“We are no longer just a homeless charity,” he explains. “We are very much a wider poverty, disadvantage, austerity charity. There are about a 100 rough sleepers in the town centre, but there are a lot more homeless people than that. About 80 of those sleeping rough come into our centre every day; and that’s augmented by another 50 or so who are disadvantaged in other ways – either pre-homeless or post-homeless – or just poor. I ran the drug services here in Northampton all through the 90s and I’ve lived here ever since. Things have gotten much worse recently. It is testament to 10 years of austerity that the town is gradually rotting from the inside.”
I ask if either of the local MPs have been down to visit Hope since the last election.
“Not that I can recall,” Robin says.
Civil society, charities and the church are clearly being tasked to keep people alive and provide the services that are no longer being provided by the state. And it’s obvious that they’re struggling. Hope receives just £5,000 a year from the council. For the rest, it relies on public donations.
“You can visibly see the deprivation and the degradation of the Northampton urban environment and the people within that,” Robin explains. “We are busier than ever before. We can’t seat people. And the numbers showing up are proof of the savage failures of the state and the incompetence of the local authority. All services – social care services, children’s services, education services – are in a state of complete free-fall.”
“I think the politicians around here often feel let down because they’ve done a lot of the government’s dirty work for them,” Father Coss explains. “They’ve taken their medicine, they’ve been austere, and they’ve made their people bleed and hurt, and at the end of it, because of the various somersaults that Whitehall did after 2015, there was nothing left for them.”
“It’s a parable for our modern times that deal makers are not the only people we need, we need people who can govern while actually giving a shit about people.”
Before we leave, we make one final stop at the constituency office of Northampton North MP, Michael Ellis. Ellis is the former Minister for Libraries and oversaw the proposal for their closures in Northampton. I have been unable to secure an interview with him despite making several enquiries by email and phone. When I arrive at the office door, which sits on the first floor above the Conservative Association club, a young man in a Barbour jacket greets me. He explains that Ellis is unavailable, and that his office will not be passing comment on the issues facing the residents of Northampton North, where he hopes to retain his seat. I am told to leave before having the chance to ask any further questions – not by the main entrance where I came from, but by the fire exit and down a row of metal steps into the carpark where a St. George’s flag stands tall against the fading light of a cold and bitter afternoon.
A relatively quiet commuter town and once the heart of the British cobbling industry, Northampton has nevertheless become one of the most newsworthy and relevant regions to this election. How it votes on 12th December might just be, as Father Coss claims, a symbol of where Britain is headed in the years to come.

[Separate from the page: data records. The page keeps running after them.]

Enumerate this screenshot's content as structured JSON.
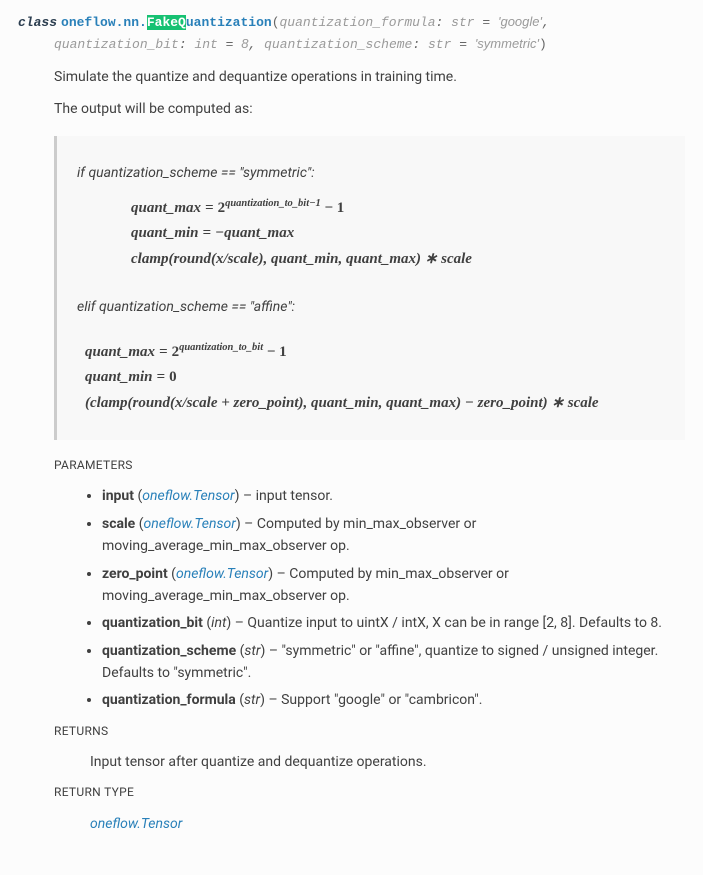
{
  "signature": {
    "property": "class",
    "prename": "oneflow.nn.",
    "name_hl": "FakeQ",
    "name_rest": "uantization",
    "open": "(",
    "close": ")",
    "args": [
      {
        "n": "quantization_formula",
        "ann": "str",
        "def": "'google'"
      },
      {
        "n": "quantization_bit",
        "ann": "int",
        "def": "8"
      },
      {
        "n": "quantization_scheme",
        "ann": "str",
        "def": "'symmetric'"
      }
    ]
  },
  "desc1": "Simulate the quantize and dequantize operations in training time.",
  "desc2": "The output will be computed as:",
  "case1": "if quantization_scheme == \"symmetric\":",
  "case2": "elif quantization_scheme == \"affine\":",
  "math1": {
    "l1a": "quant_max",
    "l1eq": "=",
    "l1b": "2",
    "l1exp": "quantization_to_bit−1",
    "l1c": " − 1",
    "l2a": "quant_min",
    "l2eq": "=",
    "l2b": "−quant_max",
    "l3": "clamp(round(x/scale), quant_min, quant_max) ∗ scale"
  },
  "math2": {
    "l1a": "quant_max",
    "l1eq": "=",
    "l1b": "2",
    "l1exp": "quantization_to_bit",
    "l1c": " − 1",
    "l2a": "quant_min",
    "l2eq": "=",
    "l2b": "0",
    "l3": "(clamp(round(x/scale + zero_point), quant_min, quant_max) − zero_point) ∗ scale"
  },
  "labels": {
    "params": "PARAMETERS",
    "returns": "RETURNS",
    "returntype": "RETURN TYPE"
  },
  "params": [
    {
      "name": "input",
      "type": "oneflow.Tensor",
      "linked": true,
      "desc": "input tensor."
    },
    {
      "name": "scale",
      "type": "oneflow.Tensor",
      "linked": true,
      "desc": "Computed by min_max_observer or moving_average_min_max_observer op."
    },
    {
      "name": "zero_point",
      "type": "oneflow.Tensor",
      "linked": true,
      "desc": "Computed by min_max_observer or moving_average_min_max_observer op."
    },
    {
      "name": "quantization_bit",
      "type": "int",
      "linked": false,
      "desc": "Quantize input to uintX / intX, X can be in range [2, 8]. Defaults to 8."
    },
    {
      "name": "quantization_scheme",
      "type": "str",
      "linked": false,
      "desc": "\"symmetric\" or \"affine\", quantize to signed / unsigned integer. Defaults to \"symmetric\"."
    },
    {
      "name": "quantization_formula",
      "type": "str",
      "linked": false,
      "desc": "Support \"google\" or \"cambricon\"."
    }
  ],
  "returns_text": "Input tensor after quantize and dequantize operations.",
  "return_type": "oneflow.Tensor"
}
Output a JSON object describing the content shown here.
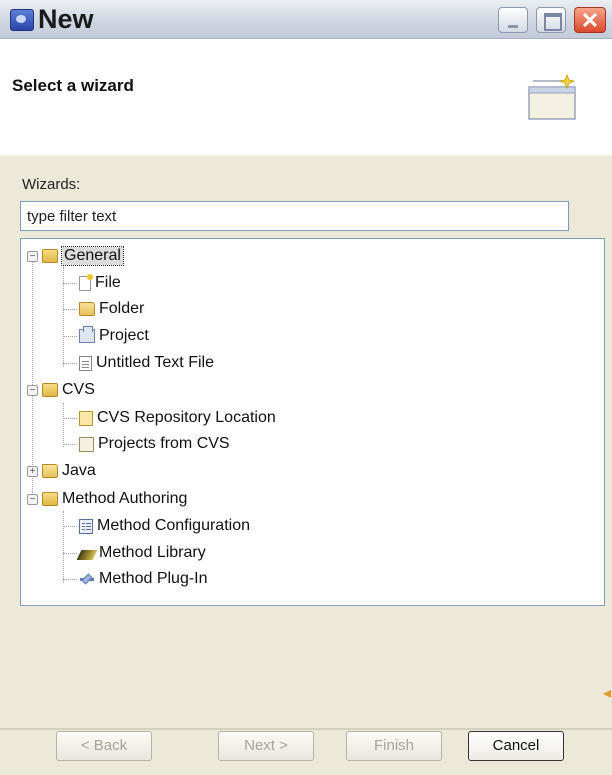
{
  "window": {
    "title": "New"
  },
  "header": {
    "title": "Select a wizard"
  },
  "wizards": {
    "label": "Wizards:",
    "filter_value": "type filter text"
  },
  "tree": {
    "general": {
      "label": "General",
      "children": [
        "File",
        "Folder",
        "Project",
        "Untitled Text File"
      ]
    },
    "cvs": {
      "label": "CVS",
      "children": [
        "CVS Repository Location",
        "Projects from CVS"
      ]
    },
    "java": {
      "label": "Java"
    },
    "method_authoring": {
      "label": "Method Authoring",
      "children": [
        "Method Configuration",
        "Method Library",
        "Method Plug-In"
      ]
    }
  },
  "buttons": {
    "back": "< Back",
    "next": "Next >",
    "finish": "Finish",
    "cancel": "Cancel"
  },
  "colors": {
    "window_bg": "#ece9d8",
    "close_button": "#d94a2b"
  }
}
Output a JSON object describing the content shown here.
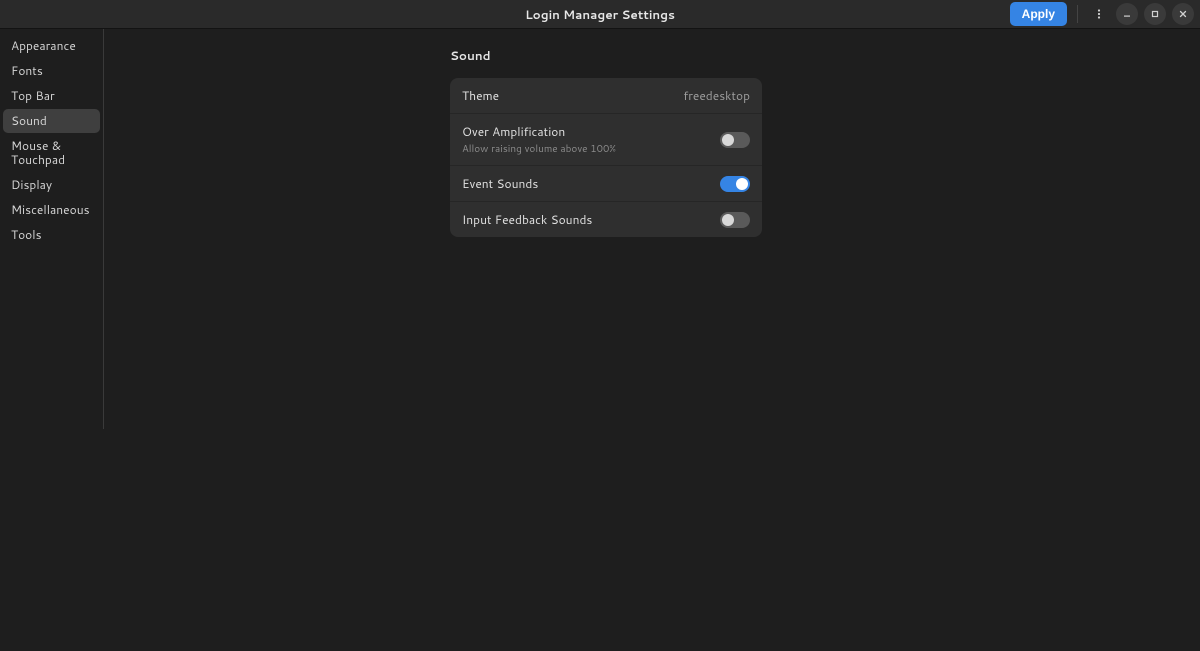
{
  "header": {
    "title": "Login Manager Settings",
    "apply_label": "Apply"
  },
  "sidebar": {
    "items": [
      {
        "label": "Appearance",
        "selected": false
      },
      {
        "label": "Fonts",
        "selected": false
      },
      {
        "label": "Top Bar",
        "selected": false
      },
      {
        "label": "Sound",
        "selected": true
      },
      {
        "label": "Mouse & Touchpad",
        "selected": false
      },
      {
        "label": "Display",
        "selected": false
      },
      {
        "label": "Miscellaneous",
        "selected": false
      },
      {
        "label": "Tools",
        "selected": false
      }
    ]
  },
  "content": {
    "section_title": "Sound",
    "theme": {
      "label": "Theme",
      "value": "freedesktop"
    },
    "over_amp": {
      "label": "Over Amplification",
      "subtitle": "Allow raising volume above 100%",
      "on": false
    },
    "event_sounds": {
      "label": "Event Sounds",
      "on": true
    },
    "input_feedback": {
      "label": "Input Feedback Sounds",
      "on": false
    }
  }
}
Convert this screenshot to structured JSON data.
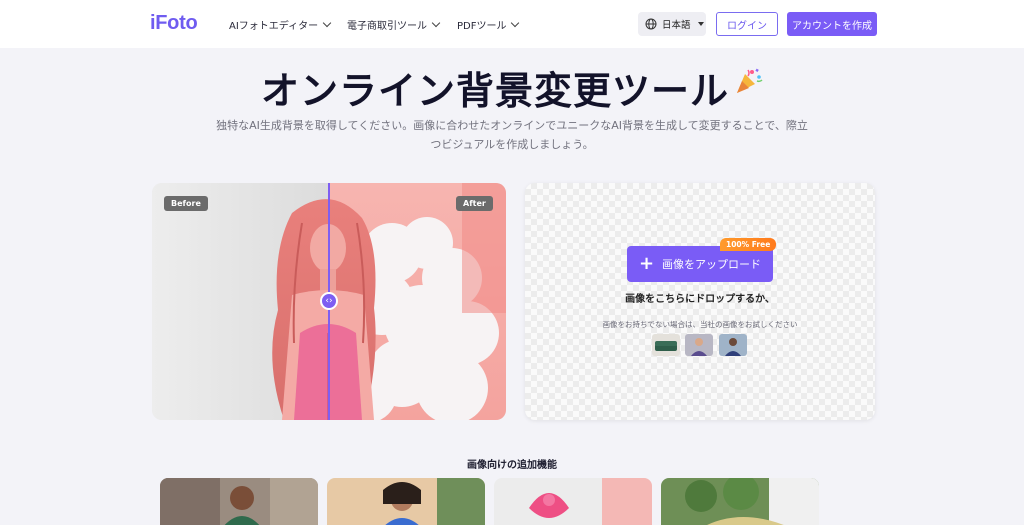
{
  "header": {
    "logo": "iFoto",
    "nav": [
      {
        "label": "AIフォトエディター"
      },
      {
        "label": "電子商取引ツール"
      },
      {
        "label": "PDFツール"
      }
    ],
    "language": "日本語",
    "login_label": "ログイン",
    "signup_label": "アカウントを作成"
  },
  "hero": {
    "title": "オンライン背景変更ツール",
    "subtitle": "独特なAI生成背景を取得してください。画像に合わせたオンラインでユニークなAI背景を生成して変更することで、際立つビジュアルを作成しましょう。"
  },
  "compare": {
    "before_label": "Before",
    "after_label": "After"
  },
  "upload": {
    "button_label": "画像をアップロード",
    "free_badge": "100% Free",
    "drop_text": "画像をこちらにドロップするか、",
    "sample_text": "画像をお持ちでない場合は、当社の画像をお試しください"
  },
  "features": {
    "title": "画像向けの追加機能"
  },
  "colors": {
    "accent": "#7a5cf6",
    "badge": "#ff8a24",
    "background": "#f3f3f8"
  }
}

Ahead of the 2019 General Election, VICE UK has been travelling to key marginals with large student populations, to meet the people living there and find out what's most important to them. Read more from our Swing Party series here.
Correction: This article previously stated that Hope receives £5,000 from the National Lottery. In fact it receives this money from the council.